Instead of Jane, Elizabeth’s half-sister, Mary Tudor, came to power, for a reign nearly as short  as Edward VI. Although she was called "Bloody" Mary, she was not as reckless as her father when it came to making use of the executioner in the Tower of London. Mary tried to restore England to allegiance to the Pope, and she met with resistance. She died five years after becoming queen, leaving behind continued divisions in the country.

Because Elizabeth was a potential heir to the king, her life was in danger from birth. Mary had her in prison for a while. When Elizabeth took the throne, she was 25. She restored England to Protestantism, yes, but she had the good sense not to hunt down Catholics. She required attendance at the Church of England on Sunday, and the same prayer book, but people could believe what they wished.

Easing restrictions on theaters, she opened the way for Ben Jonson, Christopher Marlowe, and William Shakespeare. It was a time of peace. With the invention of the Gutenberg press, people could afford books. Elizabeth helped the English to have pride in their history and language. Her 45-year reign was one of the great English eras. She said to her subjects late in life:
Though God hath raised me high, yet this I count the glory of my crown: that I have reigned with your loves. And though you have had, and may have, many mightier and wiser princes sitting in this seat; yet you never had, nor shall have any that will love you better.
She also said:
I know I have the body of a weak and feeble woman, but I have the heart and stomach of a king, and of a king of England too. 

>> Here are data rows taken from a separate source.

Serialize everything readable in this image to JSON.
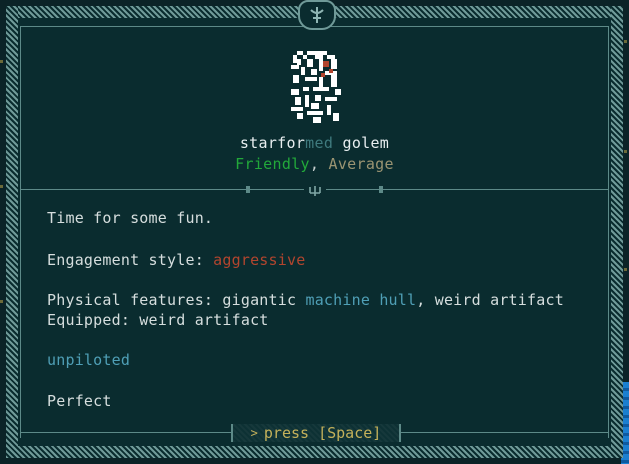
{
  "creature": {
    "name_part1": "starfor",
    "name_part2": "med",
    "name_part3": " golem",
    "attitude": "Friendly",
    "separator": ", ",
    "difficulty": "Average"
  },
  "description": {
    "greeting": "Time for some fun.",
    "engagement_label": "Engagement style: ",
    "engagement_value": "aggressive",
    "physical_label": "Physical features: gigantic ",
    "physical_highlight": "machine hull",
    "physical_rest": ", weird artifact",
    "equipped_line": "Equipped: weird artifact",
    "piloted_status": "unpiloted",
    "condition": "Perfect"
  },
  "prompt": {
    "caret": ">",
    "label": "press [Space]"
  },
  "colors": {
    "friendly": "#22a83a",
    "average": "#9a9472",
    "aggressive": "#b2452e",
    "highlight": "#4f9fb6",
    "prompt": "#c4b15a"
  },
  "icons": [
    "ornament-icon",
    "golem-portrait-icon",
    "trident-ornament-icon"
  ]
}
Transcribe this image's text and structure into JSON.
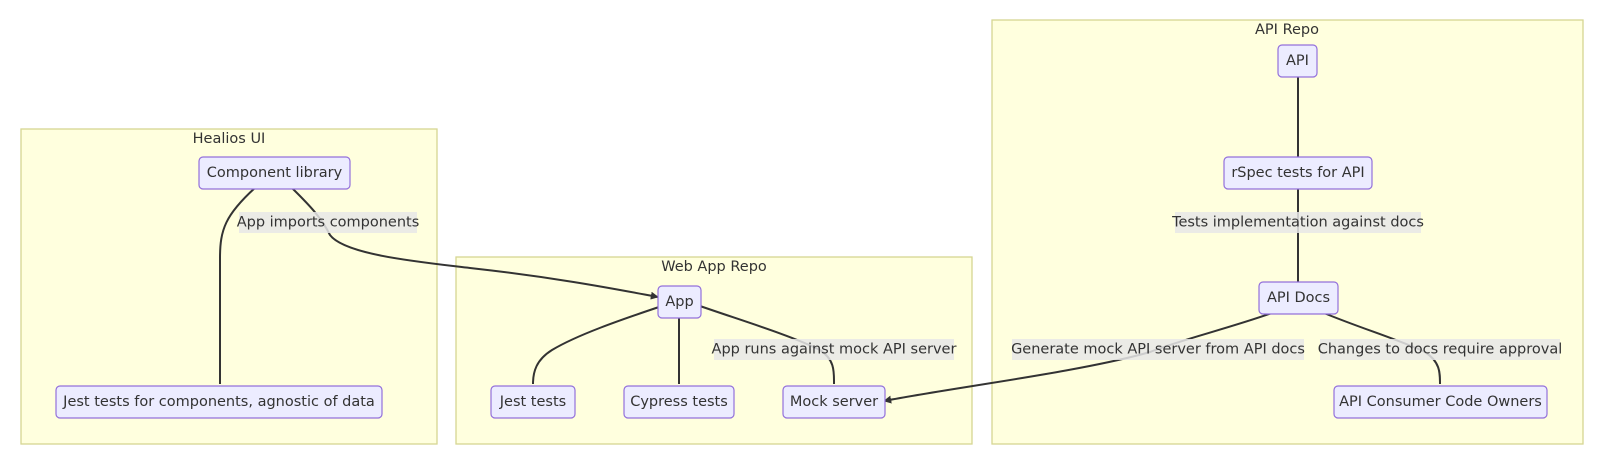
{
  "clusters": {
    "healios": {
      "label": "Healios UI"
    },
    "webapp": {
      "label": "Web App Repo"
    },
    "api_repo": {
      "label": "API Repo"
    }
  },
  "nodes": {
    "component_library": {
      "label": "Component library"
    },
    "jest_components": {
      "label": "Jest tests for components, agnostic of data"
    },
    "app": {
      "label": "App"
    },
    "jest_tests": {
      "label": "Jest tests"
    },
    "cypress_tests": {
      "label": "Cypress tests"
    },
    "mock_server": {
      "label": "Mock server"
    },
    "api": {
      "label": "API"
    },
    "rspec": {
      "label": "rSpec tests for API"
    },
    "api_docs": {
      "label": "API Docs"
    },
    "code_owners": {
      "label": "API Consumer Code Owners"
    }
  },
  "edges": {
    "app_imports": {
      "label": "App imports components"
    },
    "mock_api_server": {
      "label": "App runs against mock API server"
    },
    "tests_impl": {
      "label": "Tests implementation against docs"
    },
    "generate_mock": {
      "label": "Generate mock API server from API docs"
    },
    "docs_approval": {
      "label": "Changes to docs require approval"
    }
  }
}
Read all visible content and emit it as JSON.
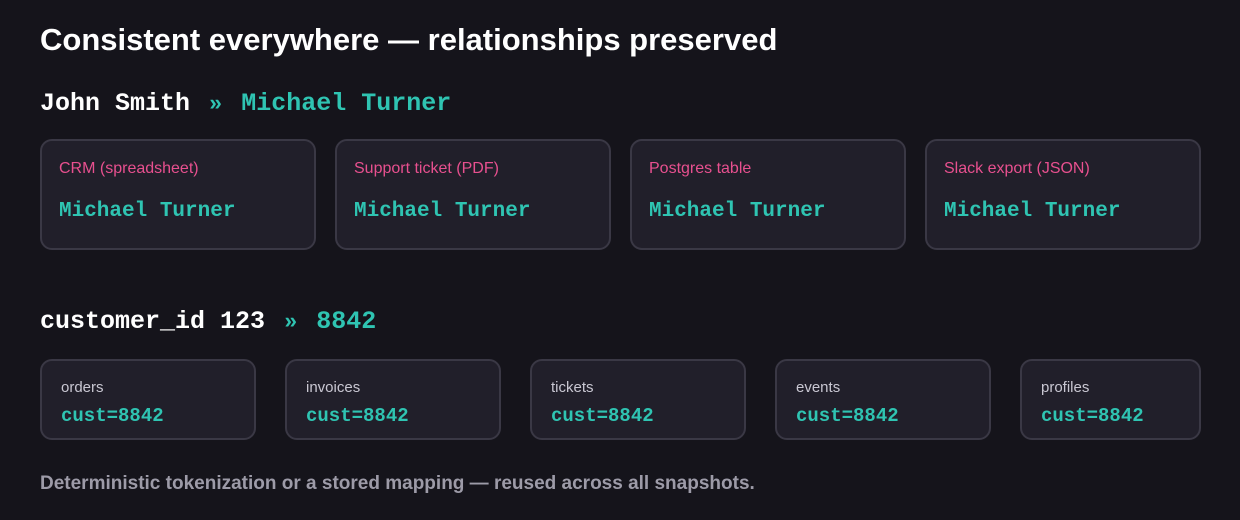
{
  "title": "Consistent everywhere — relationships preserved",
  "name_mapping": {
    "from": "John Smith",
    "arrow": "»",
    "to": "Michael Turner",
    "cards": [
      {
        "label": "CRM (spreadsheet)",
        "value": "Michael Turner"
      },
      {
        "label": "Support ticket (PDF)",
        "value": "Michael Turner"
      },
      {
        "label": "Postgres table",
        "value": "Michael Turner"
      },
      {
        "label": "Slack export (JSON)",
        "value": "Michael Turner"
      }
    ]
  },
  "id_mapping": {
    "from": "customer_id 123",
    "arrow": "»",
    "to": "8842",
    "cards": [
      {
        "label": "orders",
        "value": "cust=8842"
      },
      {
        "label": "invoices",
        "value": "cust=8842"
      },
      {
        "label": "tickets",
        "value": "cust=8842"
      },
      {
        "label": "events",
        "value": "cust=8842"
      },
      {
        "label": "profiles",
        "value": "cust=8842"
      }
    ]
  },
  "footnote": "Deterministic tokenization or a stored mapping — reused across all snapshots.",
  "colors": {
    "background": "#15141b",
    "card_background": "#211f2a",
    "card_border": "#3a3845",
    "accent_teal": "#2fc4b2",
    "accent_pink": "#e8508f"
  }
}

England was less divided at the end of her reign. She was the last of the Tudors. How much the country owed to her would become crystal clear after her death, as internal strife intensified under James I, Charles I and the Parliamentary rule of Oliver Cromwell. This was a time when many English people left for the American colonies to escape the religious wars in the Mother Country.